## EXERCISE DIRECTIONS
The result should be every line in the data below that carries the string "Haricî".
══ INFORMATION SUPPLIED ══
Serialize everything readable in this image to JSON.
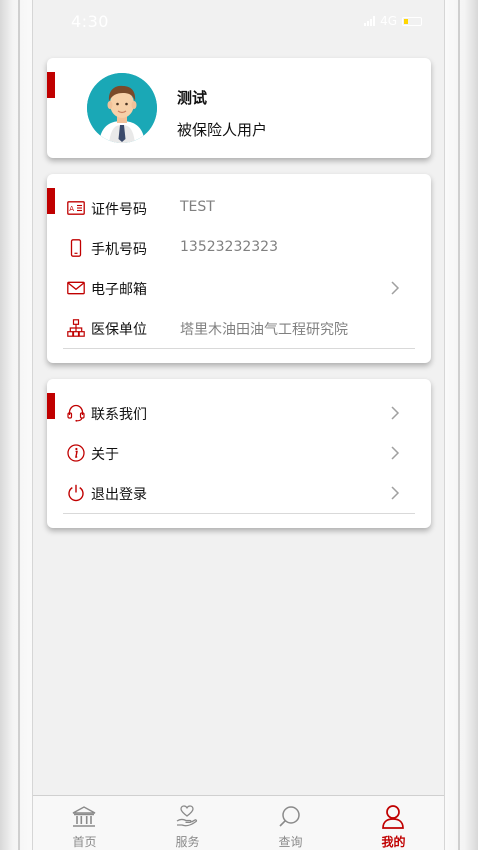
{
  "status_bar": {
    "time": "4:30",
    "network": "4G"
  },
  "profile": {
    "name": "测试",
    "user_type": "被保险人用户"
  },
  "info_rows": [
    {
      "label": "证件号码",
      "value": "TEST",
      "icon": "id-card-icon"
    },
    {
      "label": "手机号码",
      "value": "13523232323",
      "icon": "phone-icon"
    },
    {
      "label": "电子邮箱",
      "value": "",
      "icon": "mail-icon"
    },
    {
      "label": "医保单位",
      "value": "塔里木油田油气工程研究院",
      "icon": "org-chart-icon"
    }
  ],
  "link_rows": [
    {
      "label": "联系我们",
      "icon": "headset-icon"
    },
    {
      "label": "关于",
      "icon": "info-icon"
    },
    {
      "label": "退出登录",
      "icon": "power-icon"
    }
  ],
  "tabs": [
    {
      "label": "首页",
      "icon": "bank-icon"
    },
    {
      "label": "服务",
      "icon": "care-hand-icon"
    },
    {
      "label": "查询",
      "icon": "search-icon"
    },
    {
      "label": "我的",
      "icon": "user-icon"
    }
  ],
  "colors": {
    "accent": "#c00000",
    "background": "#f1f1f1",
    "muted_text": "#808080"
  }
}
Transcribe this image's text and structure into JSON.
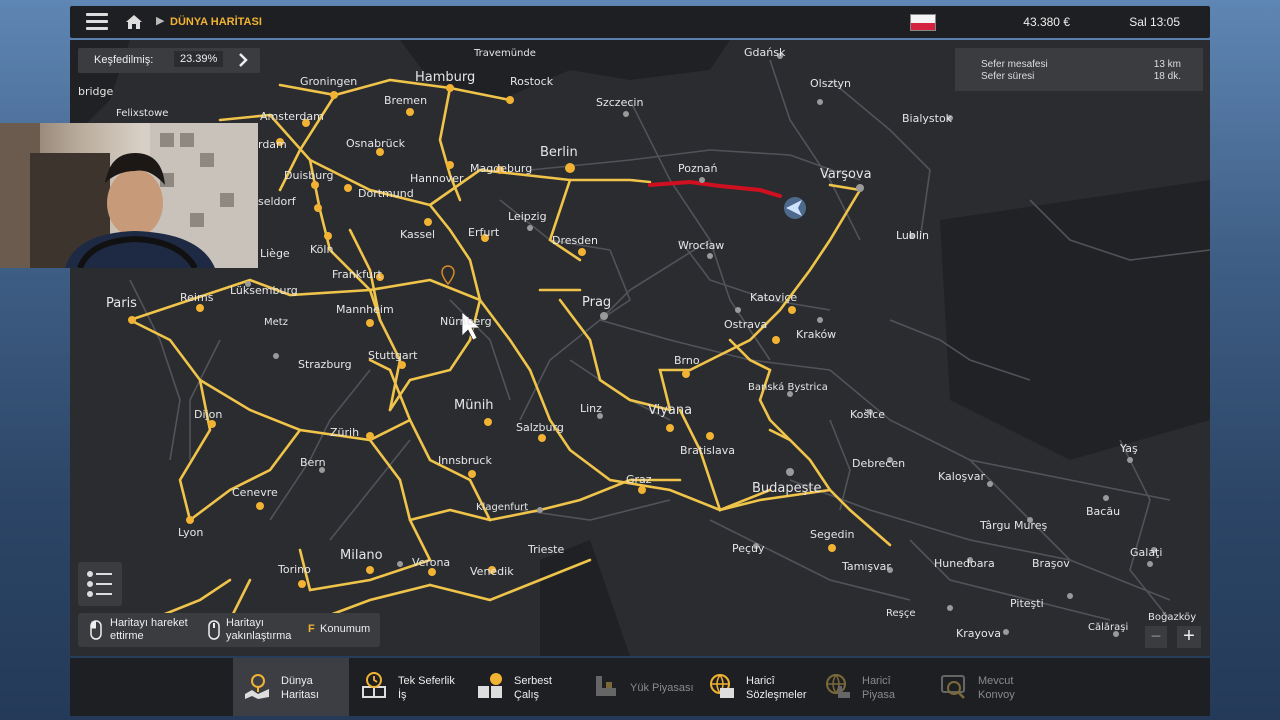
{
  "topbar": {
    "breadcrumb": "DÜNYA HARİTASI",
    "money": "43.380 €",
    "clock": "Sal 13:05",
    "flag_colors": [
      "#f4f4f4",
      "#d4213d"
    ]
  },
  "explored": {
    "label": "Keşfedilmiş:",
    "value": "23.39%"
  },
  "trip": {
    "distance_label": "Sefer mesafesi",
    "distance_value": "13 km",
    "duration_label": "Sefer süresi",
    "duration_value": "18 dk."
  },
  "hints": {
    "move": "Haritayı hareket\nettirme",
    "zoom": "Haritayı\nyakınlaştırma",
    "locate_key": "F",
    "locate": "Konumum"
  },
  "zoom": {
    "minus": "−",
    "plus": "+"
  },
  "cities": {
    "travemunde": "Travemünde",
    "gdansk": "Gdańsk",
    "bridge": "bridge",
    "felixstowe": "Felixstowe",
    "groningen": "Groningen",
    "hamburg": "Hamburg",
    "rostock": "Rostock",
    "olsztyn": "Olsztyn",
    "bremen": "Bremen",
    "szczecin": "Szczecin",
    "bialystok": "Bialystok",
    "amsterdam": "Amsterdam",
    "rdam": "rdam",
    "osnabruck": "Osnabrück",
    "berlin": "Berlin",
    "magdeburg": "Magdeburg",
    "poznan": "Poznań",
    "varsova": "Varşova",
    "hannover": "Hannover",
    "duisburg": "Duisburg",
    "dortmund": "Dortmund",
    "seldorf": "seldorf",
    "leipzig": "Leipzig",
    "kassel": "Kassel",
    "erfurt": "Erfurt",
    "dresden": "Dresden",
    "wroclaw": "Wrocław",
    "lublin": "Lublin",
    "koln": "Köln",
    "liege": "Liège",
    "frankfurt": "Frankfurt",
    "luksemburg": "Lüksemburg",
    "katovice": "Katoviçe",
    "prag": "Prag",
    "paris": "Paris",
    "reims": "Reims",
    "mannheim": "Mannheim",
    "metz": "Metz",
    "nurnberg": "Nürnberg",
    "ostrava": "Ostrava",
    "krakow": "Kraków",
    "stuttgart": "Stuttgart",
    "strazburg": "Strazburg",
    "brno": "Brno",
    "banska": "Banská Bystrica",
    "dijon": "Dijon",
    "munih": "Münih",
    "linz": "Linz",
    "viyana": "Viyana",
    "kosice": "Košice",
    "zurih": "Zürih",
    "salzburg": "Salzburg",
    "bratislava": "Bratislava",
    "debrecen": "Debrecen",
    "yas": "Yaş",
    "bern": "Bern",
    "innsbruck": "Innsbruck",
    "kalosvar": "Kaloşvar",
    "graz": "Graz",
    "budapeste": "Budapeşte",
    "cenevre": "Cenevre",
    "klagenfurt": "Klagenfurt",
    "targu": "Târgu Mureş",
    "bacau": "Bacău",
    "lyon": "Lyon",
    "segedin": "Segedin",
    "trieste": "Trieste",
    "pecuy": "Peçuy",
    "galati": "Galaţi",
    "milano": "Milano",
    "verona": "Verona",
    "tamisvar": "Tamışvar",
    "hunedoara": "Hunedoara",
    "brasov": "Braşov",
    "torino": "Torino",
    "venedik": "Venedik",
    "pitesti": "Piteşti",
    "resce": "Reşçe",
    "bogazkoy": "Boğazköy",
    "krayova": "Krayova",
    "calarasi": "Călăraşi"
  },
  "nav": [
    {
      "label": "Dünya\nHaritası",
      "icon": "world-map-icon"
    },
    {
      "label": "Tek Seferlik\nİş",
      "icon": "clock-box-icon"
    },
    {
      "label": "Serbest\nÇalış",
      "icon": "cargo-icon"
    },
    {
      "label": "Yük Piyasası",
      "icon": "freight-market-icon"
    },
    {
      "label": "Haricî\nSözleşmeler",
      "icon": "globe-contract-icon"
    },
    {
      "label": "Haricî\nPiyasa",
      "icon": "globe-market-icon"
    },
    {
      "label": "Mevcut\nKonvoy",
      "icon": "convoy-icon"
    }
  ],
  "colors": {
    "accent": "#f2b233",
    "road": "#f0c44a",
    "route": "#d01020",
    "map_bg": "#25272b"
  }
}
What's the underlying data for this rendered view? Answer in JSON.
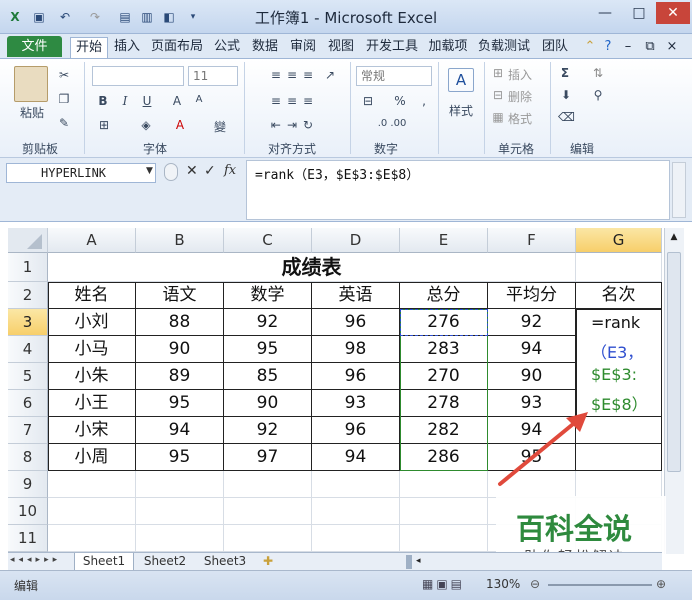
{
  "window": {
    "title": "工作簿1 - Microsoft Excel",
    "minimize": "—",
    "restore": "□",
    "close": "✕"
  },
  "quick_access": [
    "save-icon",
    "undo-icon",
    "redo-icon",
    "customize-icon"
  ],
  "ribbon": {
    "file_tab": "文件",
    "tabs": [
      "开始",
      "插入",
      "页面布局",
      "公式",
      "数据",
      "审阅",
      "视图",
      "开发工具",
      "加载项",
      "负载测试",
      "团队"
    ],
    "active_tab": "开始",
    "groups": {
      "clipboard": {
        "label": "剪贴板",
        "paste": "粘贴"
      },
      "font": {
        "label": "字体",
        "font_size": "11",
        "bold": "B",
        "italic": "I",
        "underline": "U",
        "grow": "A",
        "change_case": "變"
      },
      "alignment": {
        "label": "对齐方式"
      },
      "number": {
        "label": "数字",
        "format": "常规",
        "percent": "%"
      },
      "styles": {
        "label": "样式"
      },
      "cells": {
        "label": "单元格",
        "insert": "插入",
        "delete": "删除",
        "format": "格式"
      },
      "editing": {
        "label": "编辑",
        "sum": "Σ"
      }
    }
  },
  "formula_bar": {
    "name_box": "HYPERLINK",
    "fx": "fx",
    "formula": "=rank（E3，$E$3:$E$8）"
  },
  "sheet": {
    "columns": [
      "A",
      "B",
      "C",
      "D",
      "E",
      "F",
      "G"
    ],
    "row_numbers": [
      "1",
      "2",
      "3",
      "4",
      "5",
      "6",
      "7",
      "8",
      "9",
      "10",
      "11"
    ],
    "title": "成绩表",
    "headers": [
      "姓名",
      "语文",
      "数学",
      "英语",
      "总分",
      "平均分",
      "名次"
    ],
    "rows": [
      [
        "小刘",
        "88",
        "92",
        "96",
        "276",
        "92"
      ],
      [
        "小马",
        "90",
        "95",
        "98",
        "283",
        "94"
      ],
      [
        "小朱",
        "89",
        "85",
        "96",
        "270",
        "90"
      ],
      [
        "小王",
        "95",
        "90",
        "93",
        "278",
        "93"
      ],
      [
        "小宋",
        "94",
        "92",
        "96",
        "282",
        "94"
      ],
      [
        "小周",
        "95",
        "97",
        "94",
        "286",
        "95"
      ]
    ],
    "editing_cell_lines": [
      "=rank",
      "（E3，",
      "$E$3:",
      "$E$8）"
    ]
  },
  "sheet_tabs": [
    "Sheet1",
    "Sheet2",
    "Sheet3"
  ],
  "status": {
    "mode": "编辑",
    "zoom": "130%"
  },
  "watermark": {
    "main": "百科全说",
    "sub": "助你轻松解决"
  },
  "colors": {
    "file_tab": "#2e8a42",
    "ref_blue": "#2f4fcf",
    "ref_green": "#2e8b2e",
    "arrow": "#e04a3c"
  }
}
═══
## ANSWER BELOW
      "label": "Haricî\nSözleşmeler",
      "label": "Haricî\nPiyasa",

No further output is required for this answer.